→ TASK BRIEF
Go through the records and give each one again exactly.

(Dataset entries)
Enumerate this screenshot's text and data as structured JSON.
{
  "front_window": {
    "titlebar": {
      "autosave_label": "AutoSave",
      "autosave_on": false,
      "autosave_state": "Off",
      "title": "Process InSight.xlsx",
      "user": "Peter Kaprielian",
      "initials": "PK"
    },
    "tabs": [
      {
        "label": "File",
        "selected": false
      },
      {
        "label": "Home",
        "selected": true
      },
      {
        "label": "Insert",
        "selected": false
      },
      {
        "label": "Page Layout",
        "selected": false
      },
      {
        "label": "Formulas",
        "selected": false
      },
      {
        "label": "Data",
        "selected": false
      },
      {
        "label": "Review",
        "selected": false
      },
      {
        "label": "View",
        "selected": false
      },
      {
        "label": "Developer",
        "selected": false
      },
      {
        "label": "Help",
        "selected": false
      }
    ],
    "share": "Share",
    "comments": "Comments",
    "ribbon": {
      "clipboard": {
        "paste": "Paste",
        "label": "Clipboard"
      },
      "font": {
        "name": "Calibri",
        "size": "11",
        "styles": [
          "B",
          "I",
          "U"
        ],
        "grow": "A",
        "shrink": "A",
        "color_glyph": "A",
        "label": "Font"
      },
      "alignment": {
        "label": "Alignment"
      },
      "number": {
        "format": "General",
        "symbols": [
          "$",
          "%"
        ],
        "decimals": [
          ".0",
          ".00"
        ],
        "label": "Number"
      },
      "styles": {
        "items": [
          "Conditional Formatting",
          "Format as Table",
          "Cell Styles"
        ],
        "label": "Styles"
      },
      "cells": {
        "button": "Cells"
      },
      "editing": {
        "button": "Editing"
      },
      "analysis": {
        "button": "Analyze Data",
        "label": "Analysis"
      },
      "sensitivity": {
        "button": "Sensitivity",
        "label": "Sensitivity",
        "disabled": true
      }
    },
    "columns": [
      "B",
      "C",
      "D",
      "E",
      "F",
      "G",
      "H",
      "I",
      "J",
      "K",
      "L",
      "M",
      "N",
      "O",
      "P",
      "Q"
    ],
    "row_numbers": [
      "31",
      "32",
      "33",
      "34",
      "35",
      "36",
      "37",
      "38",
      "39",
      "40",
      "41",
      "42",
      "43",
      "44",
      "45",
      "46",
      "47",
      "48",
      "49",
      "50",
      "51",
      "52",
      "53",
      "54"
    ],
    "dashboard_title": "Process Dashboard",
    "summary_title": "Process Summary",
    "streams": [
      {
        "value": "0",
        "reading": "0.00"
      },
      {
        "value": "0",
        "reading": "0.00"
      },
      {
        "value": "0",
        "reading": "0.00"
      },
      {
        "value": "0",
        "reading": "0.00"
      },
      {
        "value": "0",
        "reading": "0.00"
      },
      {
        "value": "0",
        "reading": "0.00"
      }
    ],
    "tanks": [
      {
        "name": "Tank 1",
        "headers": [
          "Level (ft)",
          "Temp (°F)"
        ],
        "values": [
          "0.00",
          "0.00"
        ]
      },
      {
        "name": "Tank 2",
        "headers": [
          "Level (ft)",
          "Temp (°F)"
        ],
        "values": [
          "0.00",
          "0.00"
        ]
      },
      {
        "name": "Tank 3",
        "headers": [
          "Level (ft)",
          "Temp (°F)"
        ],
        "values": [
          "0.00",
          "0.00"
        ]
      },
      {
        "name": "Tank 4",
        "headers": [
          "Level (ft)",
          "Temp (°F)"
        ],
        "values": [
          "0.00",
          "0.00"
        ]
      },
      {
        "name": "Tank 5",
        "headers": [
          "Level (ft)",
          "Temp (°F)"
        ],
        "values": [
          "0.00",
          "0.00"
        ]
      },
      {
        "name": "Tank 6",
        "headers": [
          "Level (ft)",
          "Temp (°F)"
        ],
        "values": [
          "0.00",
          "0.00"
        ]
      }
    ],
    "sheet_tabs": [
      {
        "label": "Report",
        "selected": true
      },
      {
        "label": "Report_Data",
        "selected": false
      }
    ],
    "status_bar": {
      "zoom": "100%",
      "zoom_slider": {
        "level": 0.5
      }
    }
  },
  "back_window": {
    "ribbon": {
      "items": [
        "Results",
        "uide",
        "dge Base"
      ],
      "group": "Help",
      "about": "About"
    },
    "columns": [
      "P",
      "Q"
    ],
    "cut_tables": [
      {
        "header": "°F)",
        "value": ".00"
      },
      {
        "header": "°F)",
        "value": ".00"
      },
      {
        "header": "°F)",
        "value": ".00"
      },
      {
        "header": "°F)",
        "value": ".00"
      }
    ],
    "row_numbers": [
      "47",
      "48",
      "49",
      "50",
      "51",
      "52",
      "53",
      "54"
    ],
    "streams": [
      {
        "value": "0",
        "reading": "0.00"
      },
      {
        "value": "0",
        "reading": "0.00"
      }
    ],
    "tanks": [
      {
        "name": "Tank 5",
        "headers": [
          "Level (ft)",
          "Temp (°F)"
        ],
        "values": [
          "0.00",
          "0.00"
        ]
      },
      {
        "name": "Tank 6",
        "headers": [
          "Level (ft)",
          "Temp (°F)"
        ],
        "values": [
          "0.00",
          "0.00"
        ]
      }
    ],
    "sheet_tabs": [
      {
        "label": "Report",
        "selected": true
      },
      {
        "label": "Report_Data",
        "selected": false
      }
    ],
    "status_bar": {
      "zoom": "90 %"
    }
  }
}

→ OUTPUT OF THE EXERCISE
Enumerate this screenshot's text and data as structured JSON.
{
  "front_window": {
    "titlebar": {
      "autosave_label": "AutoSave",
      "autosave_on": false,
      "autosave_state": "Off",
      "title": "Process InSight.xlsx",
      "user": "Peter Kaprielian",
      "initials": "PK"
    },
    "tabs": [
      {
        "label": "File",
        "selected": false
      },
      {
        "label": "Home",
        "selected": true
      },
      {
        "label": "Insert",
        "selected": false
      },
      {
        "label": "Page Layout",
        "selected": false
      },
      {
        "label": "Formulas",
        "selected": false
      },
      {
        "label": "Data",
        "selected": false
      },
      {
        "label": "Review",
        "selected": false
      },
      {
        "label": "View",
        "selected": false
      },
      {
        "label": "Developer",
        "selected": false
      },
      {
        "label": "Help",
        "selected": false
      }
    ],
    "share": "Share",
    "comments": "Comments",
    "ribbon": {
      "clipboard": {
        "paste": "Paste",
        "label": "Clipboard"
      },
      "font": {
        "name": "Calibri",
        "size": "11",
        "styles": [
          "B",
          "I",
          "U"
        ],
        "grow": "A",
        "shrink": "A",
        "color_glyph": "A",
        "label": "Font"
      },
      "alignment": {
        "label": "Alignment"
      },
      "number": {
        "format": "General",
        "symbols": [
          "$",
          "%"
        ],
        "decimals": [
          ".0",
          ".00"
        ],
        "label": "Number"
      },
      "styles": {
        "items": [
          "Conditional Formatting",
          "Format as Table",
          "Cell Styles"
        ],
        "label": "Styles"
      },
      "cells": {
        "button": "Cells"
      },
      "editing": {
        "button": "Editing"
      },
      "analysis": {
        "button": "Analyze Data",
        "label": "Analysis"
      },
      "sensitivity": {
        "button": "Sensitivity",
        "label": "Sensitivity",
        "disabled": true
      }
    },
    "columns": [
      "B",
      "C",
      "D",
      "E",
      "F",
      "G",
      "H",
      "I",
      "J",
      "K",
      "L",
      "M",
      "N",
      "O",
      "P",
      "Q"
    ],
    "row_numbers": [
      "31",
      "32",
      "33",
      "34",
      "35",
      "36",
      "37",
      "38",
      "39",
      "40",
      "41",
      "42",
      "43",
      "44",
      "45",
      "46",
      "47",
      "48",
      "49",
      "50",
      "51",
      "52",
      "53",
      "54"
    ],
    "dashboard_title": "Process Dashboard",
    "summary_title": "Process Summary",
    "streams": [
      {
        "value": "0",
        "reading": "0.00"
      },
      {
        "value": "0",
        "reading": "0.00"
      },
      {
        "value": "0",
        "reading": "0.00"
      },
      {
        "value": "0",
        "reading": "0.00"
      },
      {
        "value": "0",
        "reading": "0.00"
      },
      {
        "value": "0",
        "reading": "0.00"
      }
    ],
    "tanks": [
      {
        "name": "Tank 1",
        "headers": [
          "Level (ft)",
          "Temp (°F)"
        ],
        "values": [
          "0.00",
          "0.00"
        ]
      },
      {
        "name": "Tank 2",
        "headers": [
          "Level (ft)",
          "Temp (°F)"
        ],
        "values": [
          "0.00",
          "0.00"
        ]
      },
      {
        "name": "Tank 3",
        "headers": [
          "Level (ft)",
          "Temp (°F)"
        ],
        "values": [
          "0.00",
          "0.00"
        ]
      },
      {
        "name": "Tank 4",
        "headers": [
          "Level (ft)",
          "Temp (°F)"
        ],
        "values": [
          "0.00",
          "0.00"
        ]
      },
      {
        "name": "Tank 5",
        "headers": [
          "Level (ft)",
          "Temp (°F)"
        ],
        "values": [
          "0.00",
          "0.00"
        ]
      },
      {
        "name": "Tank 6",
        "headers": [
          "Level (ft)",
          "Temp (°F)"
        ],
        "values": [
          "0.00",
          "0.00"
        ]
      }
    ],
    "sheet_tabs": [
      {
        "label": "Report",
        "selected": true
      },
      {
        "label": "Report_Data",
        "selected": false
      }
    ],
    "status_bar": {
      "zoom": "100%",
      "zoom_slider": {
        "level": 0.5
      }
    }
  },
  "back_window": {
    "ribbon": {
      "items": [
        "Results",
        "uide",
        "dge Base"
      ],
      "group": "Help",
      "about": "About"
    },
    "columns": [
      "P",
      "Q"
    ],
    "cut_tables": [
      {
        "header": "°F)",
        "value": ".00"
      },
      {
        "header": "°F)",
        "value": ".00"
      },
      {
        "header": "°F)",
        "value": ".00"
      },
      {
        "header": "°F)",
        "value": ".00"
      }
    ],
    "row_numbers": [
      "47",
      "48",
      "49",
      "50",
      "51",
      "52",
      "53",
      "54"
    ],
    "streams": [
      {
        "value": "0",
        "reading": "0.00"
      },
      {
        "value": "0",
        "reading": "0.00"
      }
    ],
    "tanks": [
      {
        "name": "Tank 5",
        "headers": [
          "Level (ft)",
          "Temp (°F)"
        ],
        "values": [
          "0.00",
          "0.00"
        ]
      },
      {
        "name": "Tank 6",
        "headers": [
          "Level (ft)",
          "Temp (°F)"
        ],
        "values": [
          "0.00",
          "0.00"
        ]
      }
    ],
    "sheet_tabs": [
      {
        "label": "Report",
        "selected": true
      },
      {
        "label": "Report_Data",
        "selected": false
      }
    ],
    "status_bar": {
      "zoom": "90 %"
    }
  }
}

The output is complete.